The County Government of Nakuru has dispatched agriculture extension officers to train youthful horticultural farmers on the mandatory standards their produce is expected to meet in the European Union (EU) and other export markets.
County Executive Committee Member for Agriculture, Fisheries and Livestock Dr. Immaculate Maina observed that though a significant proportion of young farmers in the county were eyeing international markets, most were unaware of post-harvest treatment requirements and standards set by the EU and other marketing agencies.
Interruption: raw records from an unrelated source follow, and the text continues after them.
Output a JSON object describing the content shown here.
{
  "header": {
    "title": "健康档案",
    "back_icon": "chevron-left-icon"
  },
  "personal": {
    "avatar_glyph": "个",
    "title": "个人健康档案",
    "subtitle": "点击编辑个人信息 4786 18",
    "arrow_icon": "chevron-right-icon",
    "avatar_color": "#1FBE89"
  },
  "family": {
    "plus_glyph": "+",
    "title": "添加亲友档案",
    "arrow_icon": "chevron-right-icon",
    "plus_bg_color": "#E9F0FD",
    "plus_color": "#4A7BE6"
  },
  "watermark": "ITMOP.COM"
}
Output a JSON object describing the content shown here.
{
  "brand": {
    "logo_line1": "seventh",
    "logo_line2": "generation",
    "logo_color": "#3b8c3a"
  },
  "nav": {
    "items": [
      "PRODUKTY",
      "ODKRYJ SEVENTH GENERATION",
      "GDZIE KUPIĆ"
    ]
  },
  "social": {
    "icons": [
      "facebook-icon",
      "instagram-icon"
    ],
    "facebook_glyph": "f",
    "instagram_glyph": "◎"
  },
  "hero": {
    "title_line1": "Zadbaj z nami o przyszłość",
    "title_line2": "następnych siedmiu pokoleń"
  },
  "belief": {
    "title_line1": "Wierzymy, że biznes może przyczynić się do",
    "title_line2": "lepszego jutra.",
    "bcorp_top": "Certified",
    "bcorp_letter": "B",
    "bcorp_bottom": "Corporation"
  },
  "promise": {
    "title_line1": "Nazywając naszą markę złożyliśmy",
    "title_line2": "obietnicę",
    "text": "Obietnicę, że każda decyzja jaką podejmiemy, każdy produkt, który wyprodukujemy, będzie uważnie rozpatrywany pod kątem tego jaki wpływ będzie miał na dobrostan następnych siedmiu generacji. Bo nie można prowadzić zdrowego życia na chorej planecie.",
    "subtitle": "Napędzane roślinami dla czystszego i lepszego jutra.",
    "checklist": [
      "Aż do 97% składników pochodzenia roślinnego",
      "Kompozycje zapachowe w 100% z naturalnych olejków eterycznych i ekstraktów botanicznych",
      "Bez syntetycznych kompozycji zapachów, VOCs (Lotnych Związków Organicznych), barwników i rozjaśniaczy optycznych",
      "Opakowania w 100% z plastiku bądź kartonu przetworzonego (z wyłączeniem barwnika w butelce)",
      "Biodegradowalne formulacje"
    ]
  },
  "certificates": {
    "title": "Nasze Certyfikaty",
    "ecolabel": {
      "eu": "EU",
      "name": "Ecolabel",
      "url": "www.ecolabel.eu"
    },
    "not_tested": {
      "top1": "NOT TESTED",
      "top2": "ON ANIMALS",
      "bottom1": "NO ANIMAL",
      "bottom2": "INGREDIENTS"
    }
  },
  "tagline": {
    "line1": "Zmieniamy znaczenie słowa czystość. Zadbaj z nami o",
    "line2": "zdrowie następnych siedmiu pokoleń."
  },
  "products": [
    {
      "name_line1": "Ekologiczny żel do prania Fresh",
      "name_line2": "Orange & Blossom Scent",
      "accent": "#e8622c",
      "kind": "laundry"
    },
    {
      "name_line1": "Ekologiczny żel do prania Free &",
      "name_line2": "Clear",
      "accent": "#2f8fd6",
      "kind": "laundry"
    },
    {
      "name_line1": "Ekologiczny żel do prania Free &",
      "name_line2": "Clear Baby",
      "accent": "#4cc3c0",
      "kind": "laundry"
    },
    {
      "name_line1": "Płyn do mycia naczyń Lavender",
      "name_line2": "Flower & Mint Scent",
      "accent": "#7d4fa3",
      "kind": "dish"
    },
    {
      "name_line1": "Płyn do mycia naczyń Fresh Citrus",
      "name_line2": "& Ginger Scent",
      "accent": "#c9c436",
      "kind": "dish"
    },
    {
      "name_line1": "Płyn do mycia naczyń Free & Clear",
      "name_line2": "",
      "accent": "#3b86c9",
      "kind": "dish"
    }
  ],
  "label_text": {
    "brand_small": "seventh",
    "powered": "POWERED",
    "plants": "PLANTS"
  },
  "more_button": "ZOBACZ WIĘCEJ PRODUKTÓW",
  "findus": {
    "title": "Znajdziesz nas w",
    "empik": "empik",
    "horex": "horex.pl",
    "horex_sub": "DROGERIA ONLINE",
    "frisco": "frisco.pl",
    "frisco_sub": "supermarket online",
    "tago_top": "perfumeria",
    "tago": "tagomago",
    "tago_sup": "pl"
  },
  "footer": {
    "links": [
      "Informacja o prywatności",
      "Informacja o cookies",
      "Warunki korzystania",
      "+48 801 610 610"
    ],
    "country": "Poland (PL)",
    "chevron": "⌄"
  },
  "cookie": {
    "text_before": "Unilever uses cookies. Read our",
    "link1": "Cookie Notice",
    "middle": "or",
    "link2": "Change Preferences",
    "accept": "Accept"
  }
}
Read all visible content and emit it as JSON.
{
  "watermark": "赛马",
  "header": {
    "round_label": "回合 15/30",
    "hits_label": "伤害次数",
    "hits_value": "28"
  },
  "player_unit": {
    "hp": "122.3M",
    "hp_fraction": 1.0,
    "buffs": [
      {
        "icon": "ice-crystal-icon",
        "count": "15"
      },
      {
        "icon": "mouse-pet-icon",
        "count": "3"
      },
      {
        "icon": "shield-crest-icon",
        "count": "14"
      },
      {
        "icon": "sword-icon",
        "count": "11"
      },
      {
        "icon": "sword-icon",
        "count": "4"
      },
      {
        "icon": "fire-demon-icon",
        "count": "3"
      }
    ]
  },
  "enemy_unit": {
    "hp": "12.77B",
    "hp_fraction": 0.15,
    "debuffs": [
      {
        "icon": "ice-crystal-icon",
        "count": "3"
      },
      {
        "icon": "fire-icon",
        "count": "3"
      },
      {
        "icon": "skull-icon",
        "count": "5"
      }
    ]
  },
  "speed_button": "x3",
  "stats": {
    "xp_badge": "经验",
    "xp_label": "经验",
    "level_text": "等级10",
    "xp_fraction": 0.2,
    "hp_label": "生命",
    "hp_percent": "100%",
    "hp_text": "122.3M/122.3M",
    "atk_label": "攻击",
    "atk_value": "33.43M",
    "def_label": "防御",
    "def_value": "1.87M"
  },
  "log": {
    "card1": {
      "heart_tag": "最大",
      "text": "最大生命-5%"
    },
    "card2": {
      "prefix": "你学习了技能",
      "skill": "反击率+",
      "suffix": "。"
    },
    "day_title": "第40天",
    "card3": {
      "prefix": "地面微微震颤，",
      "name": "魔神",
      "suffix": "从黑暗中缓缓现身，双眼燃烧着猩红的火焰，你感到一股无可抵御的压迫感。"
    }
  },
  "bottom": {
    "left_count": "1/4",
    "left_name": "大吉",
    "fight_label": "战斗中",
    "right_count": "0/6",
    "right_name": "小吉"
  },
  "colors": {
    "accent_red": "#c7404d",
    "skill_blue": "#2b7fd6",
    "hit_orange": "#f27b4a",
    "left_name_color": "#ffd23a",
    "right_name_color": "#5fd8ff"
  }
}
While speaking after holding a meeting with Chief Executive Officer of Fresh Produce Consortium of Kenya Mr Okisegere Ojepat, the CEC said the over 200 farmers under the programme had been enlightened on pre-harvest interval which is the time between applying fertilizer and harvesting- that is supposed to allow fertilizer to disintegrate to ensure low residual levels.
“We are working to promote compliance with applicable laws and regulations among farmers through training to help them acquire the necessary requirements to tap into the export market,” she said.
The agricultural extension officers have been talking to farmers on the appropriate methods to use in order to contain the presence of quarantined pests and diseases in their produce and protect our European market,” stated Dr Maina.
She revealed that the Department of Agriculture was also working on Nakuru County Food Safety Policy and Agri-nutrition policies to intensify safe production, consumption and marketing of foodstuffs.
She said the County administration was also strengthening the capacity of various value chain actors in the horticultural sector to comply with food safety and export regulations.
Dr Maina observed that in June this year, Kenya’s horticultural produce valued at billions of shillings was intercepted at international markets following the presence of the False Codling Moth (FCM), which is a quarantine pest in Europe.
She said the farmers had been trained on how to identify and control FCM which usually afflict cut flowers and capsicum.
Other pests that attack horticultural produce, locking it out of the export market, include white flies, thrips, leaf-miners, mites and caterpillars, which attack all crops and fruit flies which mainly infest mangoes and oranges.
“Phytosanitary diseases and pests pose a great challenge for Kenya since some of the agrochemicals recommended for their control are banned in the European Union (EU). Their use will lead to high levels of residues in the crops, which could lead to a ban on the exports,” observed the CEC.
Speaking separately to Kenya News Agency, Director to the Agriculture and Food Authority’s (AFA) Directorate of Horticultural Crops Mr Benjamin Tito stated that at the peak of Covid-19 pandemic in May, Kenya received 17 notifications from its global market over presence of harmful pests and pesticide residues in its horticultural exports, up from four notifications that were recorded in March. The worst hit produce were rose flowers and capsicum.
“A multiagency team has been working with all stakeholders in the horticultural sector to put in place measures that will check the spread of regulated pests and use of pesticides banned in the European Union and other markets. Our efforts are paying off dividends as in August we received only one notification,” he explained.
In 2014 the EU gave Kenya an ultimatum to ensure all produce meant for the market should not contain more than two percent of chemicals or herbicide sprayed on the crop.
Ojepat warned that Kenya could lose up to 40 per cent of its market if corrective measures were not taken.
“We fear that we are going to lose the market advantage that we have in Europe if we do not address the issue of these pests in our exports,” said Fresh Produce Consortium of Kenya Chief Executive Officer.
“As we wait for our products to be cleared, other countries that have complied with the requirements will have their commodities in the shelves way ahead of us and this is how our crucial market will be weakened,” he said.
Ojepat said other measures that farmers angling for the export market must observe included not contaminating water sources, keeping records, avoiding environmental pollution through use of dangerous chemicals, having produce traceability measures and minding the welfare and conditions of employees.
“Any produce found to be non-compliant or contravenes the standard rules is denied entry into the target export market, shipped back at the farmer’s cost or destroyed,” stated the Chief Executive Officer.
He advised farmers to ensure that produce destined for export market is not wilted, has no soil or dirt residues, is free of chemical traces and is clearly labeled.
By Anne Mwale